I’m pretty hard pressed to pick 1 post from Indah’s blog, “Indah’s: Travel Story and Photography”. The perfect title. I learn so much through Indah’s travel stories. And her photography, wow, both on land and underwater, her photos should be in magazines. Her post, “Nine Endangered Marine Species” gives a glimpse of her underwater photography, but also shows her passion in her writings for needed protection of endangered species.
As a mother of 9, I don’t know how Mar finds the time to blog in her blog, Momdeavor”. But her blog is always so fascinating, and there is always something for everyone. At my work, in the office area, there is a living wall. I am always amazed how calming it is, when I go in to the office area, by that wall. Mar’s post called “Longwood Gardens–The Green Wall“, talks about the largest green wall in North America.
I only discovered Staci for the 1st time very recently beside the berry patch, with a coffee in hand, trying to determine what the scary thing was in the patch. Originally from Canada, since 2000 she has working in Brazil with the mission organization “Youth With a Mission” Her blog “A God Colored Girl in a Grey World” has poetry, thought provoking posts, and even has her beautiful music (check out her music player). Her post “Words” was a challenge to me to always be careful what I say.
Tricia comes from the San Diego area and writes pertinent and timely posts from a Christian basis on her blog “Freedom Through Empowerment”. I can identify much through her post “Good Me, Bad Me“. Why is it that some days I feel like I am on top of the world, while other days, I definitely feel like I got up on the wrong side of the bed?
Holistic Wayfarer preferred cash instead of the prize I was offering, but was still kind enough to drop by and leave a comment. She has a HUGE following on her blog, “A Holistic Journey”, and her great posts reflect that. A fairly recent post is called, “Maybe We Don’t Want to Listen to Your Story“. It is a powerful reminder that we don’t know the story behind many forced smiles, and the struggles behind the walls of each home!
A blogger named April and myself both have family similarities. We both had 4 children in our respective families in just over 6 years. That’s where the similarities end, when it comes to our blogs. As much as I try to beg and plead, my family have never wanted to be a part of my blog. They just want to keep themselves low key and I have to respect their wishes. April’s blog is ALL about family. Her blog “Stories of Our Boys” is about raising 4 boys and homeschooling at the same time.
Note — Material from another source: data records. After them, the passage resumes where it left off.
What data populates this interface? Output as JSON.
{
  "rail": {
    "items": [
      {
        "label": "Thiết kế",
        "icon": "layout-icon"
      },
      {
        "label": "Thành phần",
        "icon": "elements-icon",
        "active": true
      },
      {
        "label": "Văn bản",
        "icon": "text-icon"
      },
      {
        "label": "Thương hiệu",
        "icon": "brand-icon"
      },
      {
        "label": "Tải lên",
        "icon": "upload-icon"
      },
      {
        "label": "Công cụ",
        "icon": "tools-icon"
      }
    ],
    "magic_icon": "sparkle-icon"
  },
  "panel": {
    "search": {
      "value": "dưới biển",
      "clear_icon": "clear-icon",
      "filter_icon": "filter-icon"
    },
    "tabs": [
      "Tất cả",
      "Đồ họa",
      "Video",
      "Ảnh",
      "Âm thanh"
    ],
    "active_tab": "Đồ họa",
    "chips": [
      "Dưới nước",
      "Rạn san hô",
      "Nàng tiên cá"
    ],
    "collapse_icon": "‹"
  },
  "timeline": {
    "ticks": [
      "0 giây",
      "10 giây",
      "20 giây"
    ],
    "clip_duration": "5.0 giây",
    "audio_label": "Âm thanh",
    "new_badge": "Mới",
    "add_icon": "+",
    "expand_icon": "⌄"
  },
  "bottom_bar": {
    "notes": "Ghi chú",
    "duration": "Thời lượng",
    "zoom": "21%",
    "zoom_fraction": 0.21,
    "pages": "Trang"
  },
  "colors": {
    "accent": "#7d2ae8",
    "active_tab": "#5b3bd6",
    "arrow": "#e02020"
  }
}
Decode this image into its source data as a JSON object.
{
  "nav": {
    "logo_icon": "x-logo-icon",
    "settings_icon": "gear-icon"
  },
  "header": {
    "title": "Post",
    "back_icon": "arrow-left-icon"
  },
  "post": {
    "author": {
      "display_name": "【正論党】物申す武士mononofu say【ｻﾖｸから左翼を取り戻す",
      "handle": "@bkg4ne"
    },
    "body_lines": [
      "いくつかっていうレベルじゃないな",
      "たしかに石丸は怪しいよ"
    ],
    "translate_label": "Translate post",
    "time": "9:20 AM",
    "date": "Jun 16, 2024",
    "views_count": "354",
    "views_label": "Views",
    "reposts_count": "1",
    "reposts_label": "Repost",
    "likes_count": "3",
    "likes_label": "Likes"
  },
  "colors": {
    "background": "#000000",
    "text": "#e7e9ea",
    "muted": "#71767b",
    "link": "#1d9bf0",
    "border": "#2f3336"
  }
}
April often praises her hubby Alan (which I love). One of those posts is “4 Flashbacks and Today For Our 13th Wedding Anniversary.”
Well that is it, except once again I would like to congratulate our main winner Sarah. (please remember though, EVERYONE is a winner). For those who are now following Sarah at the blog “See Tomal Run”, thank you. Her following has increased 125% since she was announced a winner on the interview post, “And the Winner Is….”. Her post “About Me: Who I Am, What This Is, Why I’m Here” is a great introduction to Sarah.
Thank you everyone for participating in the blackberry patch contest. Hopefully now you can positively identify poison ivy. Trust you will not be “Caught Red Handed” 🙂
To conclude, I have one last picture of more poison ivy. It was on the same trail, just a couple hundred metres from the berry patch. It is actually a very beautiful plant, one that a person not knowing what it was, might think of digging a few plants up and replanting in his or her garden. But do not. Or returning to your home country with some of it stashed in your suitcase……haha! Please do not. This is greatly illegal, and I am sure you would not be very popular within your home country, if it becomes an invasive specie there! Remember, “Leaves of three, let them be”, “Longer middle stem, stay away from them”. 🙂
Thanks for reading! 🙂